Written by Matt Wilding

To my shame Edward Sharpe and the Magnetic Zeros are a band that I only became aware of last week. Compounding my shame even further I only became aware of their existence when I happened to be hear their song ‘Home’ on Fearne Cotton’s Radio One show. That this instantly infectious song has been around for a few years, without me hearing it, felt like an instant travesty, but I’m somewhat of a musical throwback anyway, so don’t let this fact deter you from sampling their quality.

Formed in 2007, the eponymous Edward Sharpe is the alter ego of lead singer Alex Ebert, also of Ima Robot, who began touring as The Magnetic Zeros in 2009. After a chance encounter between Ebert and female vocalist Jade Castrinos, they, along with an accumulation of a merry troop of musicians toured America, strictly by bus, released their first album, Up From Below, in the summer of 2009. Fresh from their performances at the Reading and Leeds Festivals they descend upon Shepherd Bush Empire.

Opening with the Arcade Fire like '40 Day Dream', the chorus rings out "it’s the magical mystery kind," and the immediate thought it that we as an audience may well be in for something not quite ordinary.

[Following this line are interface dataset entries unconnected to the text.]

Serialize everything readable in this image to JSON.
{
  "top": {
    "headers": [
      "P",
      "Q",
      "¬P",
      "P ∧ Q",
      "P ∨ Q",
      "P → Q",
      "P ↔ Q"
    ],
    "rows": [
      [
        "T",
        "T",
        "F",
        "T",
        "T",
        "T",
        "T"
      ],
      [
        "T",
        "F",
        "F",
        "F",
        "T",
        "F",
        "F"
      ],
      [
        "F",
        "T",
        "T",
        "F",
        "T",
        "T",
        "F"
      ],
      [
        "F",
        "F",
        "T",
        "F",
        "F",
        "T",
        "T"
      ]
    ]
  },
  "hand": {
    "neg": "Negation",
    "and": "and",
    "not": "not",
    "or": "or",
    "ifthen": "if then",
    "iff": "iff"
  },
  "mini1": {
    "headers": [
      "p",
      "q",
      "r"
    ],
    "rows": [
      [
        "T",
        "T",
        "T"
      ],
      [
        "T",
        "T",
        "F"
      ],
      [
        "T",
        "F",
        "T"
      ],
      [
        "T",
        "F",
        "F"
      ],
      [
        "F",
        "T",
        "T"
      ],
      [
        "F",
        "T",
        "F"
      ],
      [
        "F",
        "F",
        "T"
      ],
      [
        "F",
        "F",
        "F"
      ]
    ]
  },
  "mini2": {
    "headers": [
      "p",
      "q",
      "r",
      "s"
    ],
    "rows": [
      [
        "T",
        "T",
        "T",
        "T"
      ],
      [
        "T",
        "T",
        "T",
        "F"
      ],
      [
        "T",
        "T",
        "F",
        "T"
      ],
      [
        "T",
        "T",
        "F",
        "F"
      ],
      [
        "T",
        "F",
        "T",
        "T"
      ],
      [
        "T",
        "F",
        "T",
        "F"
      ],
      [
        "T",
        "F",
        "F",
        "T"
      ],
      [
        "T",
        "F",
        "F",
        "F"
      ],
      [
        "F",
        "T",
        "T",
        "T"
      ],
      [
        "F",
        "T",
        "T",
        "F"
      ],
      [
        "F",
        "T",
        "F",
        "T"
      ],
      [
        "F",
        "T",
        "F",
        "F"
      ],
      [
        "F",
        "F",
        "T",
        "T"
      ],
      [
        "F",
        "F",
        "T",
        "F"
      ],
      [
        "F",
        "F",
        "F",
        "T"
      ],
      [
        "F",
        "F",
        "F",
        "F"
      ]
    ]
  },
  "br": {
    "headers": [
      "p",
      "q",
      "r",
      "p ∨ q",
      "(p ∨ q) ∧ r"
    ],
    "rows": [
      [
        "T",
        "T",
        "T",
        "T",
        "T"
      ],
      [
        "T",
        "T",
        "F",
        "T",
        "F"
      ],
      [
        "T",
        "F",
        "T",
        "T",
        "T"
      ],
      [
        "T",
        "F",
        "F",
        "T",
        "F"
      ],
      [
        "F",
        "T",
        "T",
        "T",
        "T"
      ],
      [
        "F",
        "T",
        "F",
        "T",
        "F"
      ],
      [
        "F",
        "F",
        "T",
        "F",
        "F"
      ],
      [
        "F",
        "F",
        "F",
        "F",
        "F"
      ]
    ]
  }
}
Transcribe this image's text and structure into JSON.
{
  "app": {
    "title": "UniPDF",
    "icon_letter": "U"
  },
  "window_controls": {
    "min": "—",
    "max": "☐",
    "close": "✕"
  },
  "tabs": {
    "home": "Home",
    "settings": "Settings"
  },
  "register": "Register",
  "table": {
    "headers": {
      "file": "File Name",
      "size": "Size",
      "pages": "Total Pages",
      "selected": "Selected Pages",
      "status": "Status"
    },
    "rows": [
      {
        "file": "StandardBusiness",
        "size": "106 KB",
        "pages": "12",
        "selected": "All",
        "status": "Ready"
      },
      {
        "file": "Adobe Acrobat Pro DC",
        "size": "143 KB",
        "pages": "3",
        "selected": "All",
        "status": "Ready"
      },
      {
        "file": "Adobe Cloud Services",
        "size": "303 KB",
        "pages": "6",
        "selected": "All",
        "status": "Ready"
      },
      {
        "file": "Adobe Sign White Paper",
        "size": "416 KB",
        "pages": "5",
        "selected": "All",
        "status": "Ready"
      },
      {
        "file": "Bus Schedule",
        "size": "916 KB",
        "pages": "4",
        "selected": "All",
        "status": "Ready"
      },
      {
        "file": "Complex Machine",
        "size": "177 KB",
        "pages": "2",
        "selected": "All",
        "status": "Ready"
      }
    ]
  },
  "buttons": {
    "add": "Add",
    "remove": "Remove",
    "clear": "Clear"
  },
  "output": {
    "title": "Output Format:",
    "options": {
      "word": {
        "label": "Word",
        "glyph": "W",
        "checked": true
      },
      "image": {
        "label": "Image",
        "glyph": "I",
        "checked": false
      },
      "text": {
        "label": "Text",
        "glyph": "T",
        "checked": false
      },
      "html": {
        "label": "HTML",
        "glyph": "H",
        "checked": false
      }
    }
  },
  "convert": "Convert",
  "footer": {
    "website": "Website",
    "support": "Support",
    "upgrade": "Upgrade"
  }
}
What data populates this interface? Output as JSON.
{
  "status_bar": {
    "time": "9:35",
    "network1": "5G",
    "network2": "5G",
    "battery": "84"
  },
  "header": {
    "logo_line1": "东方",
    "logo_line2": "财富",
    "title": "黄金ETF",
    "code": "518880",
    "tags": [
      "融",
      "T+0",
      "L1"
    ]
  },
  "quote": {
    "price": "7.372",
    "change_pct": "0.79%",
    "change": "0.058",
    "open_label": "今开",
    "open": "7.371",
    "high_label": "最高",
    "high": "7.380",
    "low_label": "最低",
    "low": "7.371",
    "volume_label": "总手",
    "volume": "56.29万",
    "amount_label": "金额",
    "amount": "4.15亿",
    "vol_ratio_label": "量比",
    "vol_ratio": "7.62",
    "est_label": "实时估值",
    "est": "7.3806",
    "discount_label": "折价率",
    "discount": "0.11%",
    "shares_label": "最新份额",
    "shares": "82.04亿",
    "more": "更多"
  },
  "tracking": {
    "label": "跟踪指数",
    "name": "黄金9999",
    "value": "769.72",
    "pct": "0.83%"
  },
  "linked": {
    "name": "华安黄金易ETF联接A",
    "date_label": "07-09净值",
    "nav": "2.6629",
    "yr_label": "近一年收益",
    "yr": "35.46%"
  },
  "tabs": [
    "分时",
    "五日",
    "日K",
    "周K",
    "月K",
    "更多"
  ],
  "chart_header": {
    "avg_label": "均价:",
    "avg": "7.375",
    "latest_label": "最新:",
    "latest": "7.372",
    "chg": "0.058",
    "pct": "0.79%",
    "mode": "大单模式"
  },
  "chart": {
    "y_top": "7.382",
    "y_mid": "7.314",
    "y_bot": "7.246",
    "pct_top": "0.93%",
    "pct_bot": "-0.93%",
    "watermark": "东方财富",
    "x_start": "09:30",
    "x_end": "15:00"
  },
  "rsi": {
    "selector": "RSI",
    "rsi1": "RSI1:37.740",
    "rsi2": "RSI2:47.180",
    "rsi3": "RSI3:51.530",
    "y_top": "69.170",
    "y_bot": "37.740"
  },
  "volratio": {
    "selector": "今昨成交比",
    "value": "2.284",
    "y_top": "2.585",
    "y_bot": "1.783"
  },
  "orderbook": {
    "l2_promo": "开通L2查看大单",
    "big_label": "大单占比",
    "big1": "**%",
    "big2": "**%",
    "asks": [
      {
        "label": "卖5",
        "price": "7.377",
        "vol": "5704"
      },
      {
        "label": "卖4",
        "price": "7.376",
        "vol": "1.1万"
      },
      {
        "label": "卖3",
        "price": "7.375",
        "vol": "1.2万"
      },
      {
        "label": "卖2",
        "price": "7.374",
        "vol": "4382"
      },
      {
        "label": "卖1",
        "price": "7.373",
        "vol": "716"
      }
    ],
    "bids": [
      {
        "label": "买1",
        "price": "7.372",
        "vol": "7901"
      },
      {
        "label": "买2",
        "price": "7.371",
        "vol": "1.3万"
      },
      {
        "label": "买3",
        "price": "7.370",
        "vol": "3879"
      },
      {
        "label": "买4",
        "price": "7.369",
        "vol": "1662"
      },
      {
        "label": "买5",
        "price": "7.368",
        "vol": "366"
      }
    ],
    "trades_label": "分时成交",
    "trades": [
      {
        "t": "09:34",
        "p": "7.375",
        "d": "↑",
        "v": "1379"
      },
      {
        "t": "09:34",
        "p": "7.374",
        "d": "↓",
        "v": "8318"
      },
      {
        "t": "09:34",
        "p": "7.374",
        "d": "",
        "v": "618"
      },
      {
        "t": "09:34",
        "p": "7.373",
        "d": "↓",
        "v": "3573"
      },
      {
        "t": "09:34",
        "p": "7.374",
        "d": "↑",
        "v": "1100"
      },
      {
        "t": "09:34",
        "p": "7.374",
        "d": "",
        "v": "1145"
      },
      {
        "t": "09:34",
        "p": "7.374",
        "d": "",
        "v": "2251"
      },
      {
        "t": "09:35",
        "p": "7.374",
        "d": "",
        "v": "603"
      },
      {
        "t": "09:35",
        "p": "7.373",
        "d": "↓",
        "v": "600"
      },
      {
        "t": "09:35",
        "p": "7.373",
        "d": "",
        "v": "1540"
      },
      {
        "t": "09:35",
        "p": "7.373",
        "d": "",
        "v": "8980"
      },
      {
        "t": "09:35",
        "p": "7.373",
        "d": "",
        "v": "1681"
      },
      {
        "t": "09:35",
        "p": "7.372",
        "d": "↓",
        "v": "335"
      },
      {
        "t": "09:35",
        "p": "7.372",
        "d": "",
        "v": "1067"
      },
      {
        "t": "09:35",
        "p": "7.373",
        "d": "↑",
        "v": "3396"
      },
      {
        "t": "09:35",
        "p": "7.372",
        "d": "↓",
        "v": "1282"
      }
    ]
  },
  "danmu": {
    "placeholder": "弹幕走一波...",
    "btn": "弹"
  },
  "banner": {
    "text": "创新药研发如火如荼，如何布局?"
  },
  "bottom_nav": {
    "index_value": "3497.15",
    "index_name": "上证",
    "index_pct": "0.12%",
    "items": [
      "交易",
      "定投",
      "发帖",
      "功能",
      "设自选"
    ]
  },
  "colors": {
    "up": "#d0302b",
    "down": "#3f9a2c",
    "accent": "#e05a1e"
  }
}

Ebert himself is a stick thin Jesus with a scraggy beard and matted hair, recalling Oliver Stone’s interpretation of Jim Morrison, he is an instantly engaging, undeniably eccentric, crowd baiting, sing-along encouraging, shamanic character. He is the heart and soul of the band- instigating, venue wide, palm slapping accompaniment and regularly popping into the audience to hug his adoring crowd, and engaging happily with said crowd with his decidedly hippy ethos.

It has to be said that Edward Sharpe and the Magnetic Zeros may not be to all tastes. The aforementioned hippy ideals might turn some people off, but in the true spirit of the night, this sold out crowd fully embrace their sometimes preachy psychedelic folk and thankfully appreciate this all too often missing display of passion and musical quality. Everything from their moon dangling, star spangling, stage set-up, to their ability to spread temporary harmony is a rarity in today’s barren musical landscape. With each passing song there is the undeniable sense that we are building to something special. As good as their songs sound recorded, to be enjoyed in their full splendour they must be seen live. Songs like ‘Jangling’ and ‘Jade’ are full of xylophones, bongos and subtle snares, as refreshingly immediate as they are fundamentally timeless.

The moment the entire venue has seemingly been waiting for, the recognisable whistle of ‘Home’ echoes out to audience wide adulation, and as the female vocal calls out "Alabama, Arkansas," the crowd sing each line back word for word, twirling each other around, dancing in the aisles, swaying, linking arms and holding hands. It is without a doubt the stand out track of the night. A song that reminds you of the best summer of your life that you can just about remember, it is an anthem to true love, friendship and joy that is undeniably infectious. Indeed with all their talk of harmony and love, you can’t help but feel that amongst their hippy clichés, this band may just be on to something.

With one more song to play you wonder just how they intend to top such a euphoric high, but Alex Ebert has one more trick up his dangly sleeve. Wading into the crowd once more he instructs everyone to take a seat, and taking the lead himself, his command is obeyed almost as soon as the request has left his lips. As the band, where possible, perch themselves on the edge of the stage, and ease into the serene ‘Brother’ an immaculately observed Remembrance Day style silence can be heard. Cross legged Ebert sings “And away he gone day and away he gone night,” giving us the perfect end to the perfect show. It is a beautiful moment that is a pleasure to witness and be a part of.

To rapturous applause the band depart with no suggestion or need of an encore. As they do so you can’t help but feel in awe of this musical collective and their unflinching ability to spread love and bring happiness to all. Without a doubt Edward Sharpe and the Magnetic Zeros are a band that possess a rare gift. They have the ability to draw you into their own intimate moments, connecting you with their own specific feelings, as if you were part of them yourself. What’s more, they do it so effortlessly that you can’t help but feel that this is a band you want to be a part of, or at the very least a fan of.